Those who have never used a doula might not know what to expect. Doulas train to give aid to the mother based on the four pillars of labor support. Some things you might expect from a doula include:
- Physical support through massage, counter pressure, or a rebozo
- Creating a calm environment
- Applying warmth or cold compresses throughout labor
- Helping the mother to and from the bathroom
- Offering praise and encouragement to mother
- Keeping company
- Helping the mother work through her doubts and fears
- Guiding through labor
- Suggesting different techniques such as breathing or movement
Can a Doula Make a Difference During Labor?
If you speak to mothers who opted to have a doula during labor, most will tell you that a doula changes your birthing experience for the better. It is well-known that mothers do better in labor when they receive continuous support. These women are less likely to opt for pain medications such as epidurals, have reduced rates of cesarean sections, and are more likely to have a spontaneous vaginal birth.

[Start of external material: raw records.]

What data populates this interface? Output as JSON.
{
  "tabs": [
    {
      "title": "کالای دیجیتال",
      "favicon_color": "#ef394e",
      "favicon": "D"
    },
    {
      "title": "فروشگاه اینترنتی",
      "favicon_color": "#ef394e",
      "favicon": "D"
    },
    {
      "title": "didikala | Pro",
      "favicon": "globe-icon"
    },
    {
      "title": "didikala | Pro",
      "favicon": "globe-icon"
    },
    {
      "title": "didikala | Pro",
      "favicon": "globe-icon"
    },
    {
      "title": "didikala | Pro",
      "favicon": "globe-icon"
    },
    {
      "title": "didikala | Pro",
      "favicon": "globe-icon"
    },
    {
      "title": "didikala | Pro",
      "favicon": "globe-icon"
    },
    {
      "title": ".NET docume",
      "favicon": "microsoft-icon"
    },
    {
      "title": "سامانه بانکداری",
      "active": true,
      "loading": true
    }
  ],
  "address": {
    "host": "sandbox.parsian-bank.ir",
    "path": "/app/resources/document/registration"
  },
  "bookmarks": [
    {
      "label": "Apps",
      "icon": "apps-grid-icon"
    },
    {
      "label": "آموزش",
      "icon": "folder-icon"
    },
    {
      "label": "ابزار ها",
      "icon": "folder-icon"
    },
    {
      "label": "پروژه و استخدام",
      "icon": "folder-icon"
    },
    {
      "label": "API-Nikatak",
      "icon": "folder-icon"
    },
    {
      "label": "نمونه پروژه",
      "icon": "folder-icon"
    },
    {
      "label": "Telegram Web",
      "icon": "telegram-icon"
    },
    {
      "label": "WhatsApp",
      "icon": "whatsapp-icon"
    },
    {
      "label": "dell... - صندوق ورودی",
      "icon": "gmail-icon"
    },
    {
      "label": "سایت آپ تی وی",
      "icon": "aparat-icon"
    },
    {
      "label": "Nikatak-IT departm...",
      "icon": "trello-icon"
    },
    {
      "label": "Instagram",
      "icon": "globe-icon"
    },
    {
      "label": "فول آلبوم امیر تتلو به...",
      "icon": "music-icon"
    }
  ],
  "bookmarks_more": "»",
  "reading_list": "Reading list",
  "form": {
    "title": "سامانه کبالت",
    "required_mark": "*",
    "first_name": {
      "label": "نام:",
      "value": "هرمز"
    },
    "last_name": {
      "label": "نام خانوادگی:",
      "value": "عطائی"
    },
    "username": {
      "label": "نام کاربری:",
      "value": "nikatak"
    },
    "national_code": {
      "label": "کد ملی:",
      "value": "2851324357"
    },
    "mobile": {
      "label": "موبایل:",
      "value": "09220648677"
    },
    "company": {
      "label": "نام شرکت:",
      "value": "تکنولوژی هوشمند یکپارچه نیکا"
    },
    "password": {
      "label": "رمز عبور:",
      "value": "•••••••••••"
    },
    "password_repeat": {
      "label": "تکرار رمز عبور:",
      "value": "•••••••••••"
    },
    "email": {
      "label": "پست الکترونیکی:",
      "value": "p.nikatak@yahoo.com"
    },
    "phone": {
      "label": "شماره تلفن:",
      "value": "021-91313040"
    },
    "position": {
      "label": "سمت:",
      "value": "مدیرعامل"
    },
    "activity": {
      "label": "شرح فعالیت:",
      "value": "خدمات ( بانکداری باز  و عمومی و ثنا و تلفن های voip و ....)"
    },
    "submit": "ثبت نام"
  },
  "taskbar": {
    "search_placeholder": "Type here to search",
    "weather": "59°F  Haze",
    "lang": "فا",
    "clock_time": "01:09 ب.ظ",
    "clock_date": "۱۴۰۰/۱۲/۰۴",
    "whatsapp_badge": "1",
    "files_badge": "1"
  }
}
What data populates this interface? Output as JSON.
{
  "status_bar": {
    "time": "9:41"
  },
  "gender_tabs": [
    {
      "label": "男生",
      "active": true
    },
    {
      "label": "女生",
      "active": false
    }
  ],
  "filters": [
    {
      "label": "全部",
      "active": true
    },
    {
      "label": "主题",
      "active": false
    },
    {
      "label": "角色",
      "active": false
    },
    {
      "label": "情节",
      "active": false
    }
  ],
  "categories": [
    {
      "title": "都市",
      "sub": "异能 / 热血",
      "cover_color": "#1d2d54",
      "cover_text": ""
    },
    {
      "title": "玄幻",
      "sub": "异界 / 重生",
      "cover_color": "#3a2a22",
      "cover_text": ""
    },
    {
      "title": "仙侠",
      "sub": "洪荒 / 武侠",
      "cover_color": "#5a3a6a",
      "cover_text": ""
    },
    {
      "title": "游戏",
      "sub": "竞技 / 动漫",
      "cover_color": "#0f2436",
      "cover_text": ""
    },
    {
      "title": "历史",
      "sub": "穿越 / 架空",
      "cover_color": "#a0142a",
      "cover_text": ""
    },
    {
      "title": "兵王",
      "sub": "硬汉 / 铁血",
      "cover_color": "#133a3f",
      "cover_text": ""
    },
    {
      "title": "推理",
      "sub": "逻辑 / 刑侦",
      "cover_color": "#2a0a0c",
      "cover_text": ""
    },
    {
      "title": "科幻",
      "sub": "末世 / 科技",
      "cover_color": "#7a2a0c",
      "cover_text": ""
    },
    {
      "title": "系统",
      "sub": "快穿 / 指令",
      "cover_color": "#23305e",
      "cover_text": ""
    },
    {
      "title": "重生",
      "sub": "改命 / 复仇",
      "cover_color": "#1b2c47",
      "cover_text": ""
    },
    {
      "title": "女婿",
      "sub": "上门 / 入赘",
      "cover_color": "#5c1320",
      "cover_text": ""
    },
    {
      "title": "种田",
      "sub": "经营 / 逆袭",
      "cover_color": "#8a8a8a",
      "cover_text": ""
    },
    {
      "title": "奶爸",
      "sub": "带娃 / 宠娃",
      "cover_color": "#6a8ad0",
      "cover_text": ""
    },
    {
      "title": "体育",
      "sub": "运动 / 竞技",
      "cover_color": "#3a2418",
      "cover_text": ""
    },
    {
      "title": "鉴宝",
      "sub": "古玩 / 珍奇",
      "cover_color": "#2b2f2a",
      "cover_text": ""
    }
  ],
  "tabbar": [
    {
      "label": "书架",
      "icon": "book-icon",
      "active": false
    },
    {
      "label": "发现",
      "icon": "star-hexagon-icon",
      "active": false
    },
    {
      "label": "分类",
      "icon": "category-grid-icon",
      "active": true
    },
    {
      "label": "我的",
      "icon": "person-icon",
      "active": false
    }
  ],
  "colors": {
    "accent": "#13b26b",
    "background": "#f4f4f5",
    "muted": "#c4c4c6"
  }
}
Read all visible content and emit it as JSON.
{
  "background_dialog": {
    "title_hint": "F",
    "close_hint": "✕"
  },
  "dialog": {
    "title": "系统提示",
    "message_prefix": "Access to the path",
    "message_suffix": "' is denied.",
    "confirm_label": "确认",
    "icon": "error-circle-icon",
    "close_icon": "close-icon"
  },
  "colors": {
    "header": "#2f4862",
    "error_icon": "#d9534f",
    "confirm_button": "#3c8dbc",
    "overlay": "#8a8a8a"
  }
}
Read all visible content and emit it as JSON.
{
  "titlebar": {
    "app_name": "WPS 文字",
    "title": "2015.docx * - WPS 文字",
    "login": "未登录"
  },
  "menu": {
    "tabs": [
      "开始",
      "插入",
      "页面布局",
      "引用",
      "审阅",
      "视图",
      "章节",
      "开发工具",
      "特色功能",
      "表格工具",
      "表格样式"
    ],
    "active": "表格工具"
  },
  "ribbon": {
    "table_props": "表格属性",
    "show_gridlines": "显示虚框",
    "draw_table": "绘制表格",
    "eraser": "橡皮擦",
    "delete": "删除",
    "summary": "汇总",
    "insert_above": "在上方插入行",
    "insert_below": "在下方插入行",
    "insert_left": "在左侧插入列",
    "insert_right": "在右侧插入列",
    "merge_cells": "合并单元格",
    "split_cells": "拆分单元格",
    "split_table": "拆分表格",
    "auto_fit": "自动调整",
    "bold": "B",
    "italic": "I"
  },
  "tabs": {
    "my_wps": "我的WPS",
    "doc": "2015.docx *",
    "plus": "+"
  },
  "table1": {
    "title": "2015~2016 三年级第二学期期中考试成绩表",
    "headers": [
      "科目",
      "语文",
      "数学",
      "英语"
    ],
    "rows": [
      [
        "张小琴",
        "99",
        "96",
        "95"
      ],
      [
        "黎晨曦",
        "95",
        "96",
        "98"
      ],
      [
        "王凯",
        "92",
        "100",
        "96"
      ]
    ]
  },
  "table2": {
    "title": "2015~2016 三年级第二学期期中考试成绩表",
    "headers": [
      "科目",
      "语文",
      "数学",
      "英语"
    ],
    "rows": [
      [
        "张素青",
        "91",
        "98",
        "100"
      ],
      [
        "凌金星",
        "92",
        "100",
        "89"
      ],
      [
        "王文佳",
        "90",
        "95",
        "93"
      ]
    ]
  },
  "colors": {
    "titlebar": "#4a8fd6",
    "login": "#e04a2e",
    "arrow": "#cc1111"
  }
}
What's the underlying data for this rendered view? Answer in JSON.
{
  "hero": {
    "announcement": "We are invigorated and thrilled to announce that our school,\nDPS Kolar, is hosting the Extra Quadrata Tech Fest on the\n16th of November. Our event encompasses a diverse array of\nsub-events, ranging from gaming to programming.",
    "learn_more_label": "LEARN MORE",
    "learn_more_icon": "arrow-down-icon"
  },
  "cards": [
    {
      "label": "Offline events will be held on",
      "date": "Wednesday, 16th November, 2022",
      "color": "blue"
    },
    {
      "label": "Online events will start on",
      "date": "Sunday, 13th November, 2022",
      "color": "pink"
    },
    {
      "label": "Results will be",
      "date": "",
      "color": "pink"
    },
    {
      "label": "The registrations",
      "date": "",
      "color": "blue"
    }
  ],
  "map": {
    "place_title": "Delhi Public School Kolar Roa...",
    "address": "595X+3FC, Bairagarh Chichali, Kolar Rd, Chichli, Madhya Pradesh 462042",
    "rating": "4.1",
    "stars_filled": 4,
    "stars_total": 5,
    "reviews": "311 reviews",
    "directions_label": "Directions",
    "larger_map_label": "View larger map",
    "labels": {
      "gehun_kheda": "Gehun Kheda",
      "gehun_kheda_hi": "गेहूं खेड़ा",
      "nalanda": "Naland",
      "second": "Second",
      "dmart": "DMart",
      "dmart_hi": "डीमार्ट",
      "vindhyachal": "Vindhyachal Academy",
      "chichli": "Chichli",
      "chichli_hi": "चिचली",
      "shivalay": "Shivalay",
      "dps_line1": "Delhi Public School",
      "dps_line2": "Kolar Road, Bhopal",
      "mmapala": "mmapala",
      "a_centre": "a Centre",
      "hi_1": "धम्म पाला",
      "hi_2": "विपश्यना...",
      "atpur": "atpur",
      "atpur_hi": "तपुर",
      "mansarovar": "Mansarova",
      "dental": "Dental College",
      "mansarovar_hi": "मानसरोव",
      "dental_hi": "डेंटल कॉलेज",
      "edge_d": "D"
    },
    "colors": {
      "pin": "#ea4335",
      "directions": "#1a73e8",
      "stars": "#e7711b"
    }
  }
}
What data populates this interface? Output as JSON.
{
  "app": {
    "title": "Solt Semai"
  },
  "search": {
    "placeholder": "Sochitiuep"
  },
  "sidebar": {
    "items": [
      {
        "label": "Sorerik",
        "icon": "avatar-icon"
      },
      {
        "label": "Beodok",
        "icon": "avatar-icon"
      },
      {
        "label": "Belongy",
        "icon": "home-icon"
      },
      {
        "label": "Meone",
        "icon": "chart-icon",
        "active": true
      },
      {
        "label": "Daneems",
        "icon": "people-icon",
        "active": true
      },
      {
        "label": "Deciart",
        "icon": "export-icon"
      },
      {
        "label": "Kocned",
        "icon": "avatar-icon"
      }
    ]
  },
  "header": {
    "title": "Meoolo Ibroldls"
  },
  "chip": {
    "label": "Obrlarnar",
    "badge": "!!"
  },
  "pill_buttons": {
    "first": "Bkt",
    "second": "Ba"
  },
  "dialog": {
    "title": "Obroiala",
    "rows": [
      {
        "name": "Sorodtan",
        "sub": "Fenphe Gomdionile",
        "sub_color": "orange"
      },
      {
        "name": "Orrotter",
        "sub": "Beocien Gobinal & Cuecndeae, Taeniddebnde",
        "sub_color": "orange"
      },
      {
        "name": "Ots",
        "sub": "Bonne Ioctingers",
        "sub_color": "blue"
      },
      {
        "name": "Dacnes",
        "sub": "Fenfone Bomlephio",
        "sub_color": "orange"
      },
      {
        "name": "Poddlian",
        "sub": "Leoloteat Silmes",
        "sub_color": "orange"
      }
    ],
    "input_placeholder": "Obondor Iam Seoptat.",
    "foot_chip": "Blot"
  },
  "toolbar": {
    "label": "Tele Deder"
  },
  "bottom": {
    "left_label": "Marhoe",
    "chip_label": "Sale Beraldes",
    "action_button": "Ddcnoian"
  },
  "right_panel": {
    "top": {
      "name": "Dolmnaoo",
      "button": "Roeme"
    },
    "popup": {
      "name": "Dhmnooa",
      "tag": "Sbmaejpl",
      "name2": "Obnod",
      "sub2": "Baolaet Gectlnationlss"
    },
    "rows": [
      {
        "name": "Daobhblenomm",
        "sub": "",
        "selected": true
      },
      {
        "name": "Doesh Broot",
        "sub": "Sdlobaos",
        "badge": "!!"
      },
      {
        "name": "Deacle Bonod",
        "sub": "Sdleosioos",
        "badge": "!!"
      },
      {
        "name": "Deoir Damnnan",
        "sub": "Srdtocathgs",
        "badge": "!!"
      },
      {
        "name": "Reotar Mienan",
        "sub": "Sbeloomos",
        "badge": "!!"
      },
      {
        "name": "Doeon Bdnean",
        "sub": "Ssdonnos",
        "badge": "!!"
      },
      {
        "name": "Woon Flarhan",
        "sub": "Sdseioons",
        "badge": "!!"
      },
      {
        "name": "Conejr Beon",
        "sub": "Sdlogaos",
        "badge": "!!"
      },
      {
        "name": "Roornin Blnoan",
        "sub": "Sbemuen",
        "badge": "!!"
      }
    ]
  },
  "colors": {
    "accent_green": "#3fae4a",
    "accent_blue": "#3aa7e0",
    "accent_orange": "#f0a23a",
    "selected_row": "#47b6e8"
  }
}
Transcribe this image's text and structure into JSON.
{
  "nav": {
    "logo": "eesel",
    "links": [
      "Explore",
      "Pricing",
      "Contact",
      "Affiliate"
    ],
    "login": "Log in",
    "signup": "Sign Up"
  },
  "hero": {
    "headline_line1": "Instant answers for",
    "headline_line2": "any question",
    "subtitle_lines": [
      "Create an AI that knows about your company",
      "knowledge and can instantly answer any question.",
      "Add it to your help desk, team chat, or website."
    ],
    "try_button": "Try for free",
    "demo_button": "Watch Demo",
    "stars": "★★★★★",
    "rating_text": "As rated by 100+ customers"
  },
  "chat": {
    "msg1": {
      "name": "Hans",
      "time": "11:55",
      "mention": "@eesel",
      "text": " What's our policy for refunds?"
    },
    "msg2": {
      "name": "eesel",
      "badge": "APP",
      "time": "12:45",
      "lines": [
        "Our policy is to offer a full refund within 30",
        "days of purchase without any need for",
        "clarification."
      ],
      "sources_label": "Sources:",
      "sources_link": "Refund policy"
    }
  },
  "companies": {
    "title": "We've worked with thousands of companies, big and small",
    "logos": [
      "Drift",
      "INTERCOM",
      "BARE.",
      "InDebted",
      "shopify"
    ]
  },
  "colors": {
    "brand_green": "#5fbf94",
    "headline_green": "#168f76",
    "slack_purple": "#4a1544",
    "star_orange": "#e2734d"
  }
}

Do I Need Both a Midwife and a Doula?
Doulas and midwives go hand in hand. Just because you have a midwife doesn’t mean that you won’t benefit from having a doula. Doulas and midwives have similar, natural approaches to birthing. However, they provide different roles for the mother.
Midwives are responsible for the childbirth and welfare of the mother and the baby. During your labor, your midwife will check your child’s heart rate, check your cervix, and help deliver the baby. A doula won’t provide any of those services.
During labor, your doula will provide support to you. She will massage your back and squeeze your hips during contractions. She will ensure you have sips of cold water or ice chips. She might apply compresses, as well as showing your partner how to aid you in labor. A midwife won’t provide these services.
Home vs. Hospital Births
One thing to consider is where you want to deliver your baby. Not all midwives attend home births. It will depend on the route of care they have chosen, as well as the laws of the state you reside. Doulas, on the other hand, attend both home and hospital births.
If you are concerned about the quality of care at a hospital birth, a doula can ensure you have the labor that you desire. All of the support they offer applies to any birth.
The Difference in Labor When Using Midwives and Doulas
If you are wondering if your birthing experience might be different by choosing a midwife and doula, the overall answer is yes! If you desire natural childbirth, it is the route that you should pick. Both come with the decreased risk of needing a cesarean section and pain medication. You are less likely to have tears, and more likely to have an overall positive experience with a doula and midwife.
Don’t feel as if you need to pick. Together, a midwife and doula make the ultimate birthing experience. Have you birthed with such a team? Less us know your experience!